My book project focuses on understanding how changes in the police in two key dimensions (militarization and accountability) in the aftermath of internal violent conflict can contribute to the reduction of police and criminal violence. I posit that relatively militarized police have a higher propensity to use violence, regardless of their accountability level, which increases criminal violence as a response. I test my theoretical propositions on a sample of 52 post-conflict countries for the period 1985-2015. The results reveal that militarization is a powerful driver of police violence, whereas accountability only reduces police violence at low levels of militarization. To explore the causal mechanisms underpinning my argument, I conducted field work in South Africa in 2015 and 2017.
"Police reforms in post-conflict contexts and implications for violence reduction"
"Criminal Violence as a Response to Police Violence, the South African Case"
"Gendarmes and Soldiers: Exploring Drivers of Police and Military Specialization during Civil Wars" (with Peter White)
"Attitudes Towards Police Militarization in Brazil" (with Abby Cordova)
"Public Opinion Support for Police Violence: Experimental Evidence from Brazil and South Africa" (with Juan Albarracin and Laura Gamboa)
"Mall Cop or Robocop? Political Determinants of Police Militarization in Brazil" (with Juan Albarracin)
Diffusion of Democracy
This collaborative project explores the multiple pathways through which democracy diffuses. We focus in particular on colonial, neighbor, and trade networks. Using data from V-Dem, we analyze the effect of these networks on democratic diffusion (with Michael Coppedge, Staffan I. Lindberg, and Ben Denison).
Varieties of Democratic Diusion: Colonial Networks," Varieties of Democracy Institute: Working Paper No. 2. March 2015 with Michael Coppedge and Stafan I. Lindberg
"Varieties of Democracy: Colonial and Neighbor Networks," with Michael Coppedge, Ben Denison, and Staffan I. Lindberg
Transitional Justice and Criminal Violence
Why do some countries exhibit very high levels of criminal violence following a transition to democracy whereas others do not? Combinining quantitative analyses with qualitative case studies, this collaborative project argues that countries that engaged in transitional justice processes during their democratic transitions dramatically changed their future trends in criminal violence by removing, exposing, and punishing perpetrators (with Guillermo Trejo and Juan Albarracín):

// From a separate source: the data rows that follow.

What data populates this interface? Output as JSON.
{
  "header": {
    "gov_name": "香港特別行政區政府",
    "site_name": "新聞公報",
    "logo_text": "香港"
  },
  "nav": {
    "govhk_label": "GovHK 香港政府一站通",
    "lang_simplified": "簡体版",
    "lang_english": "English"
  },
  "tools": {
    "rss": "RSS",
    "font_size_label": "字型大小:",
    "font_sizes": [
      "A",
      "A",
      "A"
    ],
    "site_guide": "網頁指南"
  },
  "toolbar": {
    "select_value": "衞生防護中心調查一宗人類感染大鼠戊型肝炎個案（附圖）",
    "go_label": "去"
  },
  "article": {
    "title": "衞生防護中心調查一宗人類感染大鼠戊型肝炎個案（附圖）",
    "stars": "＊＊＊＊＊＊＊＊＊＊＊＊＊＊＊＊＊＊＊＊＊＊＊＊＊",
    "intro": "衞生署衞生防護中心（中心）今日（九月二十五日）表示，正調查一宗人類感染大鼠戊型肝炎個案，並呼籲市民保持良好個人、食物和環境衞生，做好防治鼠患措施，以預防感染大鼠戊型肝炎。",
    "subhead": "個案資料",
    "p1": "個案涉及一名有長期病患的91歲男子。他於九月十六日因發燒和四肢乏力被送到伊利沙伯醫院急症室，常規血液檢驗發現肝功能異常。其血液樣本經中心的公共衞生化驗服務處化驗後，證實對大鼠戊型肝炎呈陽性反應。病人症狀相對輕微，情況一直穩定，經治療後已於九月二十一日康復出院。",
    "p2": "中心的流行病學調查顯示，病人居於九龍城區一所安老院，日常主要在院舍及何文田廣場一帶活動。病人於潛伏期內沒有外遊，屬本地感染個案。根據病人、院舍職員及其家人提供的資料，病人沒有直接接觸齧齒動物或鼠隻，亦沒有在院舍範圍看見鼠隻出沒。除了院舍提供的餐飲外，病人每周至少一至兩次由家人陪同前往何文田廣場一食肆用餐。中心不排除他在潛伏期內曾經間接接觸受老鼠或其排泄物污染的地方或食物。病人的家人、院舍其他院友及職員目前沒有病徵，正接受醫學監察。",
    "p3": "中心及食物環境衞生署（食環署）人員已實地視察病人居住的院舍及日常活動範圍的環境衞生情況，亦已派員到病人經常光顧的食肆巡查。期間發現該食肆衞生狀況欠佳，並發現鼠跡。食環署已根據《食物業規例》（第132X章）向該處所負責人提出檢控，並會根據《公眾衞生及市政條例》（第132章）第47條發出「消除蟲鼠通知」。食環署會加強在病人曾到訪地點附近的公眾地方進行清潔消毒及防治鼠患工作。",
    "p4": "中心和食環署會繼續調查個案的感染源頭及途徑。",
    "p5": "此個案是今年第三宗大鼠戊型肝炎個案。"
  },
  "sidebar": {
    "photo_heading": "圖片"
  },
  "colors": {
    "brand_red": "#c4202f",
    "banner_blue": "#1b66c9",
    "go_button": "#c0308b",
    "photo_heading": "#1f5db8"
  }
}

Peer Reviewed Publications:
"Breaking State Impunity in Authoritarian Regimes" Journal of Peace Research, 55(6):787-809.
Work in progress:
Book manuscript in preparation